And so it begins . . .
Updated: May 3, 2020
It started with my yearly routine mammogram. I had always had clear mammograms so when I received a call that I needed a second mammogram, I was a little shocked. I feel a little black cloud hovering over me. On Saturday, April 9, 2011, I arrive at the Breast Cancer Center to have my second mammogram. I was telling myself that I was going to be calm and cool – after all they only wanted to take a second look, right? A lot of women have to go back for second mammograms and it turns out to be nothing. When they call my name I think to myself “I’ve got this”, I’ve been here before, I know where to go. I get up and not only go to the wrong side but I walk into the door. I actually walked into the door. Yep, so much for coming across as calm and cool. I immediately learn if you’re coming back for a second mammogram or have already had breast cancer you go into a different waiting room.
Once I’ve changed into the requisite hospital gown I am taken for my mammogram. This time, they take a new set of x rays in different poses than my previous mammogram. When I’m finished, I go back to the waiting room to wait for my results. Waiting seems to be the one thing that is constant when you have cancer. You wait for appointments, surgeries, treatment procedures and the worst wait of all – test results. It’s a helpless feeling, really, and for a person who likes to be in control, it’s maddening. You have no control. No power. You’re at the mercy of the lab techs, Doctors, Radiologists, nurses, and worse – your MIND.
While I’m waiting, I look around me. One thing becomes crystal clear: Cancer does not discriminate. The diversity in this waiting room astounds me. All shapes, sizes, ages and ethnic origins. All of us waiting. All of us, while very diverse from one another, are all having a similar experience. All having a mammogram for “another look”. We didn’t “pass” the first go round. It’s very quiet, no one is making conversation, all of us lost in thought. You can feel the tension. All of us hoping for a positive outcome. Even lost in my own thoughts, I feel a kinship with these women. l feel they understand me and my reality. There was something powerful in that.

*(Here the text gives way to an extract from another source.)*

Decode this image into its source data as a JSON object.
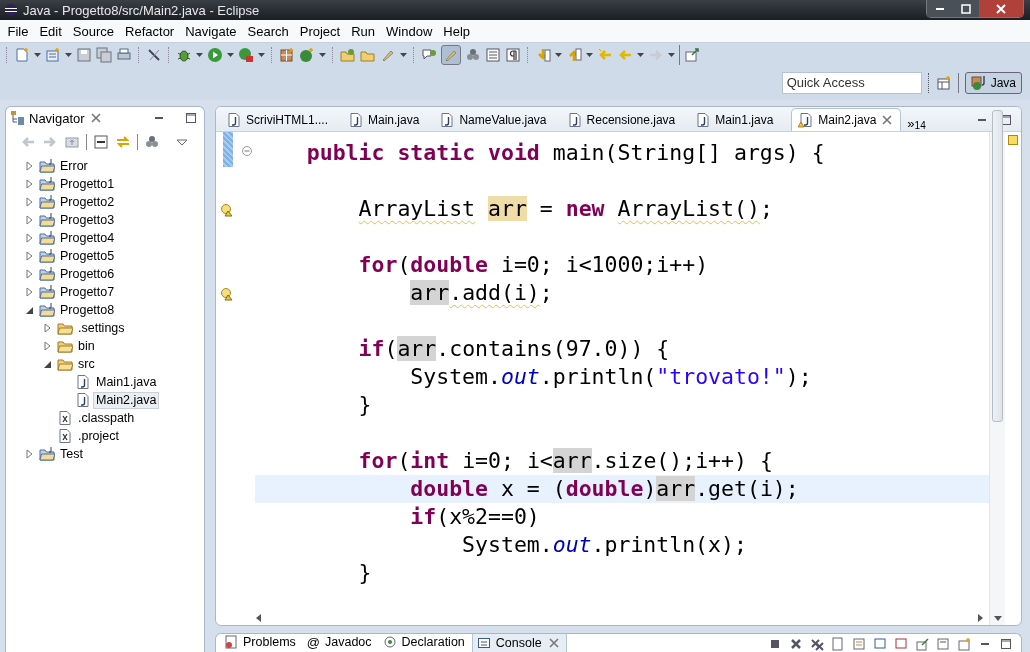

My wait is up, the pathologist wants to speak with me. Great! This doesn’t look good! When I meet with the pathologist I’m told he has seen calcification deposits in my left breast. He recommends a breast biopsy. A breast biopsy? Calcifications? What? Wait a minute, a breast biopsy? Okay, I’ll be honest here – I didn’t see it coming. I truly thought I was going to be told it was nothing.
That little black cloud hovering over me is starting to get larger. This is going way too fast for me. My anxiety level just rose up a notch. This is when I lovingly refer to as the “What If Syndrome” tries to take over. Looking back on this journey I find this “syndrome” almost mentally did me in. I found myself going right to the scary scenario (God forbid I would have just said – Oh they just want another look – it’s nothing – NOooo, I had to torture myself even before I got the news). What if it’s cancer? Which then led me to: What if it’s a late stage? What if it’s spread? What if it’s in my lymph nodes? What if I have to have a mastectomy? What if I have to have chemo? What if the cancer has gone somewhere else in my body? AHHH!!!
I had to stop letting my mind run away from me. I mean, seriously Carey, they said they wanted to take a look. If I kept this up, I would have myself dead and buried. I was letting fear take over. When thinking about cancer, I never thought of the mental side of it. I find my mental body is challenged as much or more than my physical body during this journey. I really had to work at getting my mind under control. I needed to stop thinking ahead of myself. I mentally give myself a pep talk – “Get it together Carey, they just want another look – it’s probably what he said it was calcification.”
Since this was Saturday, I would need to follow up with my internist on Monday for a breast specialist recommendation. Sunday is a long day filled with nervous energy. Monday morning couldn't come soon enough! I call my internist and she recommends three breast specialists. I choose a female breast specialist, Dr. Ruark. I want someone who can relate to me, someone who truly understood the female body. It amazes me how quickly they get me an appointment. I will see her on Wednesday, April 13th. Later on, I will realize that the universe guided me to an angel.